[[ Entries provided, beginning ]]

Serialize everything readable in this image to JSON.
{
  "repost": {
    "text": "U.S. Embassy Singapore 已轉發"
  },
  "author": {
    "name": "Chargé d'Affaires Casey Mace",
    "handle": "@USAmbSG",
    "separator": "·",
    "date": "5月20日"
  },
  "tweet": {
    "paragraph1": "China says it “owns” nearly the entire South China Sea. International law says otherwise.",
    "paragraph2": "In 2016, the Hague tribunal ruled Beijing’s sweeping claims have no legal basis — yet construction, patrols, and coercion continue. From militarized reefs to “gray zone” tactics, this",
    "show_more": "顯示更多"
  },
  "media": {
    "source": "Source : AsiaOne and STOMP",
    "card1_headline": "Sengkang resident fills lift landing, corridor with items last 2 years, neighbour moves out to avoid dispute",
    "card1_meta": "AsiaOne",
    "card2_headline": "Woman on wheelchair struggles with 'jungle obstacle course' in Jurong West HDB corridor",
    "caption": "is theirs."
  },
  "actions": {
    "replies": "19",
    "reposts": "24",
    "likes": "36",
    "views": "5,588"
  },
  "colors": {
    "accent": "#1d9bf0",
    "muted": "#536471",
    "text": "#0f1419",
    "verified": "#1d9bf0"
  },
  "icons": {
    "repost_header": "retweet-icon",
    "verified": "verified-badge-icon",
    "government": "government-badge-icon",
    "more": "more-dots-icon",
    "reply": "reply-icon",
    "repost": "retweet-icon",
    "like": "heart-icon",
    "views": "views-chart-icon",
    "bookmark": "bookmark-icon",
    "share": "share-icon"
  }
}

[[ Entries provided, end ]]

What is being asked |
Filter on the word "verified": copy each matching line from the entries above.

Answer for the task |
    "verified": "#1d9bf0"
    "verified": "verified-badge-icon",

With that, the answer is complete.